1984 Words 8 Pages
As Russia entered the year of 1905, with Nicholas II still in power, a revolution erupted. The Revolution of 1905 was ignited by acts of repressive government violence that had occurred in response to the insurgency experienced during the Russo-Japanese war. Russia was overrun with fighting, which resulted in a ‘shut down’ of the Russian empire. The Revolution of 1905 brought the Russia empire into a period of pseudo constitutional monarchy, as seen with the issuance of the October Manifesto. The October Manifesto was seen as a forced document in order to provide some peace in the face of calamity. This was the only real effort made to reach an agreement with the opposition, as autocracy continued to persist. The government, in order to …show more content…

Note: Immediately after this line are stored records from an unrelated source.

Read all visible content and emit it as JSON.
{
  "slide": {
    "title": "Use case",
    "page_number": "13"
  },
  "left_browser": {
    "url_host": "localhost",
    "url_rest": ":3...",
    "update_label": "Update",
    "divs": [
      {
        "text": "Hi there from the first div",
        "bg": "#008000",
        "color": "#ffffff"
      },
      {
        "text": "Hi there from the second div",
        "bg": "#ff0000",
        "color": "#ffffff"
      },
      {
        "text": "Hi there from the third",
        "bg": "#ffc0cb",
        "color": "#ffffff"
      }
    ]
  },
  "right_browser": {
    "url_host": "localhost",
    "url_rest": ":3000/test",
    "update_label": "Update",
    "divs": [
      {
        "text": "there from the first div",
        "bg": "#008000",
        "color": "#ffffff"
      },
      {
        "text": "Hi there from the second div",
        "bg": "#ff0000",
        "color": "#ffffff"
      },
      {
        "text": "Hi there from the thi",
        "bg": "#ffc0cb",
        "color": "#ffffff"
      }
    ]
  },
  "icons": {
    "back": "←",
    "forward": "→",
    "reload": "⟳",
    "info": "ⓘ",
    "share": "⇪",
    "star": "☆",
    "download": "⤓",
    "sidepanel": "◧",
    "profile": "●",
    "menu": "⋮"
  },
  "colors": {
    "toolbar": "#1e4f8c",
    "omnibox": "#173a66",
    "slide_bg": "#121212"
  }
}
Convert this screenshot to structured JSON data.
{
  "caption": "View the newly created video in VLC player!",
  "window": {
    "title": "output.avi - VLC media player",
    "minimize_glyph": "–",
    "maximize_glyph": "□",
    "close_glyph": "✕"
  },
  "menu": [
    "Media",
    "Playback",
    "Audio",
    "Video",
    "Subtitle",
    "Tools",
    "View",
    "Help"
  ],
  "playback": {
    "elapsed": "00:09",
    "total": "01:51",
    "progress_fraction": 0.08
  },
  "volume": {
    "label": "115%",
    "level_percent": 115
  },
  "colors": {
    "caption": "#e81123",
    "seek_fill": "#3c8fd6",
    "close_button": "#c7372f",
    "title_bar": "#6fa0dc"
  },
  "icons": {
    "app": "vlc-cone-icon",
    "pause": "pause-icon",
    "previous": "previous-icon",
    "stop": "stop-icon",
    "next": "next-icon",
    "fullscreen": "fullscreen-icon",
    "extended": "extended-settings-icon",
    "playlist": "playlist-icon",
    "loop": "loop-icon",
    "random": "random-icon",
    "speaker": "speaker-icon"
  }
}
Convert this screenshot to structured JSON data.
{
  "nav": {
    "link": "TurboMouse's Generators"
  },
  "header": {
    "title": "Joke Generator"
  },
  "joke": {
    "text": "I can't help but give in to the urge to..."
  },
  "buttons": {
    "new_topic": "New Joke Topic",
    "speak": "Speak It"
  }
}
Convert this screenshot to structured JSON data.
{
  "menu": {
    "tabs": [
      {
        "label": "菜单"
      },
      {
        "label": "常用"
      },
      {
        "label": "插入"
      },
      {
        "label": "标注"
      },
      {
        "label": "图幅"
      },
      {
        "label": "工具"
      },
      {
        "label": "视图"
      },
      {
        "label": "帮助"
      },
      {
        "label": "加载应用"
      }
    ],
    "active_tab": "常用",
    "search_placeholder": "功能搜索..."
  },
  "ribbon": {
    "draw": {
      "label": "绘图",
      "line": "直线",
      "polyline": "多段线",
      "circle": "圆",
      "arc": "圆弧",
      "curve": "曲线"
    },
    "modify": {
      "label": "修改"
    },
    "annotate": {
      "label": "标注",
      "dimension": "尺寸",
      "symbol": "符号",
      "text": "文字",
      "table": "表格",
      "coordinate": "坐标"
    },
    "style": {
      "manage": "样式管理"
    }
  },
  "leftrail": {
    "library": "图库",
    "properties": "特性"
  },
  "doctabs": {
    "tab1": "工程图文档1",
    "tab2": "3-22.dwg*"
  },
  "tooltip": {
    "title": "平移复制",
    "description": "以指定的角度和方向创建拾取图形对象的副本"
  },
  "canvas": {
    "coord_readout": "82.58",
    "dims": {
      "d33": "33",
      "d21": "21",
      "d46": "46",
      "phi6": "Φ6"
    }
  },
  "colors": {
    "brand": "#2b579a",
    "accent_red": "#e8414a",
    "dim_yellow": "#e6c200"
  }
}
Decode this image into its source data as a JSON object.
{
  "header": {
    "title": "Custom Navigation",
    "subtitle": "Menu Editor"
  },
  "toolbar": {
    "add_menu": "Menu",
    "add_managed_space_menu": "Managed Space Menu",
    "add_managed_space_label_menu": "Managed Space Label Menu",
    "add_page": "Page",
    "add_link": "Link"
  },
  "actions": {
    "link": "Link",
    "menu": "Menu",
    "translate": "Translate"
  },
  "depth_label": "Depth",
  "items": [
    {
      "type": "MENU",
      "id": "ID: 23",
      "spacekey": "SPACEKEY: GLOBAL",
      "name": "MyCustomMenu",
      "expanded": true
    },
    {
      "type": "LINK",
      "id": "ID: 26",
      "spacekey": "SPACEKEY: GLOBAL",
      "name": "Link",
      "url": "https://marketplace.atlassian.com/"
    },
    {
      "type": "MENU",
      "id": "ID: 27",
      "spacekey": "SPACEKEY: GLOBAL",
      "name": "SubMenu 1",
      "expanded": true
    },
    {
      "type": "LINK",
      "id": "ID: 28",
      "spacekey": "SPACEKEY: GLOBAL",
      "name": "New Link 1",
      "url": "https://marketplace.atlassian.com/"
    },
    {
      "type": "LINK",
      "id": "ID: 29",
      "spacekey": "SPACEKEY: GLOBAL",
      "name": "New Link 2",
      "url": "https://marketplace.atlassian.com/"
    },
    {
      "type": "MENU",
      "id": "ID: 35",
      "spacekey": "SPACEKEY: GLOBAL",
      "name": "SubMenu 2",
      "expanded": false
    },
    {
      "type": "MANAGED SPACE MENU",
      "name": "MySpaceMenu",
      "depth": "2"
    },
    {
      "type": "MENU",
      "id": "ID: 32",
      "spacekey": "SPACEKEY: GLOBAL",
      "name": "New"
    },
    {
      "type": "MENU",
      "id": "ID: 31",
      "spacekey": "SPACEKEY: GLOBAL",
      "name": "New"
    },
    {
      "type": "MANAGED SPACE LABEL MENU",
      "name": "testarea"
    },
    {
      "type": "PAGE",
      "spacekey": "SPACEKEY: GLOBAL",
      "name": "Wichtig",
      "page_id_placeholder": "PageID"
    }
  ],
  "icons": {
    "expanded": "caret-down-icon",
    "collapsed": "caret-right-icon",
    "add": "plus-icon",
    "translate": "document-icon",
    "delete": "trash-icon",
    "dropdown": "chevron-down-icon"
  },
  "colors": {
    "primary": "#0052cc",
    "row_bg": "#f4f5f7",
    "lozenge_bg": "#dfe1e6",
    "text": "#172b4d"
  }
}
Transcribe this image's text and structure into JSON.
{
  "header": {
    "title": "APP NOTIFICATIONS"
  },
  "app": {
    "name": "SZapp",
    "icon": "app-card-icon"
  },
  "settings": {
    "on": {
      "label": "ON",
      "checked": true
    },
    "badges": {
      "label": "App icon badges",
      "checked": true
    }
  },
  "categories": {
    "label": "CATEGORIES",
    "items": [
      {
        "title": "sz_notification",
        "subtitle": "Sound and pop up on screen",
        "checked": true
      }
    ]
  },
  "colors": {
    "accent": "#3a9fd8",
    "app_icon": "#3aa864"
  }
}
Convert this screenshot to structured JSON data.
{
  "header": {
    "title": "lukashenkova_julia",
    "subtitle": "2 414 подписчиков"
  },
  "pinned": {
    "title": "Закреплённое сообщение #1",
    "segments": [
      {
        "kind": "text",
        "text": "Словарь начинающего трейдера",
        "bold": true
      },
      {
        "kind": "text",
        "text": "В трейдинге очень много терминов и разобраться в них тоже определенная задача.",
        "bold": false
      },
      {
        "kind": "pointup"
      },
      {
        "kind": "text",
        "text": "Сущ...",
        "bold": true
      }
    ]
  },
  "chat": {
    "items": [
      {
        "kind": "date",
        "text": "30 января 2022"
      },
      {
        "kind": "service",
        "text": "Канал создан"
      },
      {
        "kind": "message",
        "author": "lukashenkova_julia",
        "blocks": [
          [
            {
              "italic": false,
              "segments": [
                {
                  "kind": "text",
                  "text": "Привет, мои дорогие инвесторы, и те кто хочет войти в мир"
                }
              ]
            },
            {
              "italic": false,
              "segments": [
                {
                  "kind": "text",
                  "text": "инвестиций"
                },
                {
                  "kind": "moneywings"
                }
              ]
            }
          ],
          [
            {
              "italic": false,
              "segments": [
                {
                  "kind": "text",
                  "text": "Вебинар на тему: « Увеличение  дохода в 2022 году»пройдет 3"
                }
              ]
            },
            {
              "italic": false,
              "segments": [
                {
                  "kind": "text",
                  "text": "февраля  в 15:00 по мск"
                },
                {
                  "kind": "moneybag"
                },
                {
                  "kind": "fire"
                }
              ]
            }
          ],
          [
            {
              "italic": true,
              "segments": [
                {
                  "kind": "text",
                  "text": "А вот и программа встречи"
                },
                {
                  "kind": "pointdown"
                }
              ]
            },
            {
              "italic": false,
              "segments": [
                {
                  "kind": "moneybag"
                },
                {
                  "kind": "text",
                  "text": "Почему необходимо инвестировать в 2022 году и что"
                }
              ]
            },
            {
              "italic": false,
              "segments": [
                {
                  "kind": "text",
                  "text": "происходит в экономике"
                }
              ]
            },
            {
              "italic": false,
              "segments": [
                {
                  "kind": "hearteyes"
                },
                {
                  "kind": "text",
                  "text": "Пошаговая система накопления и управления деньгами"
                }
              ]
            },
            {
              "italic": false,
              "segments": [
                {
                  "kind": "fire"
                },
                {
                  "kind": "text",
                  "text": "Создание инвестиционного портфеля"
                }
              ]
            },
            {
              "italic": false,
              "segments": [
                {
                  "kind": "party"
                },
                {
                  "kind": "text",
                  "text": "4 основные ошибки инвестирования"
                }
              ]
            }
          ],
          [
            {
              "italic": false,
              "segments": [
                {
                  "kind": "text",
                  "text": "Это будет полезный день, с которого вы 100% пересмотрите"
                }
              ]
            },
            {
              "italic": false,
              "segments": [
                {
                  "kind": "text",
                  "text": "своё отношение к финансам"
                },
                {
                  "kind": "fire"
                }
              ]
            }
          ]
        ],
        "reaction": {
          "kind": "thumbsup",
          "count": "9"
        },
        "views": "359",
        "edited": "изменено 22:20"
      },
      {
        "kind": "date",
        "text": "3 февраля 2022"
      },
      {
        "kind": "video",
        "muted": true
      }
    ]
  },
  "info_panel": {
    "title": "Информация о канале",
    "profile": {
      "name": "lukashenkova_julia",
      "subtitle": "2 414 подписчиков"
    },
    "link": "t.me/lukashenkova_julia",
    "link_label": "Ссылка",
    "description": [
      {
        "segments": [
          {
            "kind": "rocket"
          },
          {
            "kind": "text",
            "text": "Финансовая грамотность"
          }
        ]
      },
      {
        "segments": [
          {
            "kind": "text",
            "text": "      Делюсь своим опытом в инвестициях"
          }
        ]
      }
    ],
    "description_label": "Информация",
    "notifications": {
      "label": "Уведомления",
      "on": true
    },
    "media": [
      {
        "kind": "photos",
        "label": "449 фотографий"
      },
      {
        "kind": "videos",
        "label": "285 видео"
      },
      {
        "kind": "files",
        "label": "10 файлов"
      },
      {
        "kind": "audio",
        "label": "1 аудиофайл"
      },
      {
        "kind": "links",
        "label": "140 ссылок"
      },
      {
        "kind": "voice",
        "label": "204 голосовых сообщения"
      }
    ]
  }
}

The land reform was introduced in 1906, and continued until Stolypin’s assassination in 1911. Land reform under Stolypin was aimed at addressing the Russian empire’s ‘peasant problem’, stimulating the creation of a prospering land-owning peasant class, and at counteracting the peasant dissonance. The motivation behind the reform was to create a satisfied peasant group that would “transform the Russian countryside from a morass of misery and a hotbed of unrest into a conservative bulwark of the regime” (Riasanovsky & Steinberg, 411) and support the autocratic government. The legislation split the peasants communes into groups based on engagement in land redistribution. Those who did not engage in redistribution were given their land in personal ownership. Those who did were able to request land, normally for redistribution, to be put into personal ownership. The reform also allowed the peasants to leave commune control and to combine their scattered land into a single piece. Basically, the legislation allowed the annulment of redemption dues, peasants to leave the commune, and encouraged peasants to consolidate their land holdings. The land reform was met with immediate success. There was an initial rush, as many peasants were given potential freedom and more class equality. However, the reforms met a decline. The reforms only widened the gap between the rich and poor peasants, and many peasants seemed to prefer the idea of

Related Documents